The religious and political clash between the two branches of Islam, Sunnis and Shiites, is reflected today in the diplomatic isolation of Qatar, which despite sharing with Saudis the Wahabite variant of Sunnism, is accused by Saudi Arabia, the Emirates, Bahrein and Egypt of protecting terrorist groups and of becoming a vehicle for revolutionary ideas from Iran, country with which it shares the exploitation of natural gas sites in the Gulf. The air, sea and land blockade of Qatar, which has been formulating an ambitious policy independent from its neighbors– materialized in symbolic achievements like hosting the World Cup in 2022, which has meant building twelve new stadiums in the country – , has its latest chapter in the Saudi project to build a canal in its own territory aiming to boost touristic developments, but in the process also turning the Qatar Peninsula into an island.

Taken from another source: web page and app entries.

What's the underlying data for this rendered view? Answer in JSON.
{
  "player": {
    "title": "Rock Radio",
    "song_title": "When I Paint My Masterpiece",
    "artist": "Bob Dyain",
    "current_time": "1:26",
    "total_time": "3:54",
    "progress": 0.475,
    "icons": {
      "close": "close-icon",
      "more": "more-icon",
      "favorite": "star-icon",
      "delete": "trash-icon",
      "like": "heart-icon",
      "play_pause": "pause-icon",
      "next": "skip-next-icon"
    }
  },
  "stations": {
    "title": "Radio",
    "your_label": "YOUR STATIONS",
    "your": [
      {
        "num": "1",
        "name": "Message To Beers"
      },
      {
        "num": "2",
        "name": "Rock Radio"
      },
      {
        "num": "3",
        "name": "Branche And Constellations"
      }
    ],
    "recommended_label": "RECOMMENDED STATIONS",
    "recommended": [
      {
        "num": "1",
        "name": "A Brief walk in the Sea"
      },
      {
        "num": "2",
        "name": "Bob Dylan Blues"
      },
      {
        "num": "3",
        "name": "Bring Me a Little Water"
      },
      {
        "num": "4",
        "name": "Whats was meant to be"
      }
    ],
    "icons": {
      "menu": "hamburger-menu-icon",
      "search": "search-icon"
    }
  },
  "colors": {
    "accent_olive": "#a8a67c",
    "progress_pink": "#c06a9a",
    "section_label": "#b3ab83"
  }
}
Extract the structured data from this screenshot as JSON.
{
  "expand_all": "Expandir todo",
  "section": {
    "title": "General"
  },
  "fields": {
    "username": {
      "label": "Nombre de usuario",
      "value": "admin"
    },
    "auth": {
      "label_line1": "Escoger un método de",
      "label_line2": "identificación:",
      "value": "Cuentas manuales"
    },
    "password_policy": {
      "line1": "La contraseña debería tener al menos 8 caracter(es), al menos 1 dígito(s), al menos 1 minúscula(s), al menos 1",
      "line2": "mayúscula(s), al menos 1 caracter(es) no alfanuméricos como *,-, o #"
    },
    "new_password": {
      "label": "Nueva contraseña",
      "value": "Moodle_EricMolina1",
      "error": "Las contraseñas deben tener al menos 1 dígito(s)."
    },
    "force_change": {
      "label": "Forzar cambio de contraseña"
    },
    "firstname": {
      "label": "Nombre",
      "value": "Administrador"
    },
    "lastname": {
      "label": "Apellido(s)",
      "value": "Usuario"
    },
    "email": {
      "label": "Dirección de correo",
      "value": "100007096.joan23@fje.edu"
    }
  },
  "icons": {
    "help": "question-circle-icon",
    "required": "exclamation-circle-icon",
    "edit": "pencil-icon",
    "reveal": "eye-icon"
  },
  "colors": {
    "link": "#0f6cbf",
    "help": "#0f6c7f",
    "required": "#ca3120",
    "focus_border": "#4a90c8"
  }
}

In the campaign for media visibility between Abu Dhabi and Qatar, the recently completed monumental constructions in both countries play a symbolic role that one is tempted to associate with their respective strategic agendas: while the Emirate has played a conservative and traditionalist role, the friendly and ethereal curves of the museum in Saadiyat Island – ‘Happiness Island’ – speak a female language; and there is no better expression of the masculine assertiveness of Qatar than the hard edges of the library, that lifts its violent folds in the cultural district of Doha. I do not know if Rem Koolhaas is from Mars and Jean Nouvel is from Venus, but the poet Rafael Alberti titled Golfo de sombras (Gulf of Shadows) his book devoted to the female sex, and in the tangled sky of the Louvre dome many shall see Courbet’s L’origine du monde, a painting that will never be displayed in the Gulf.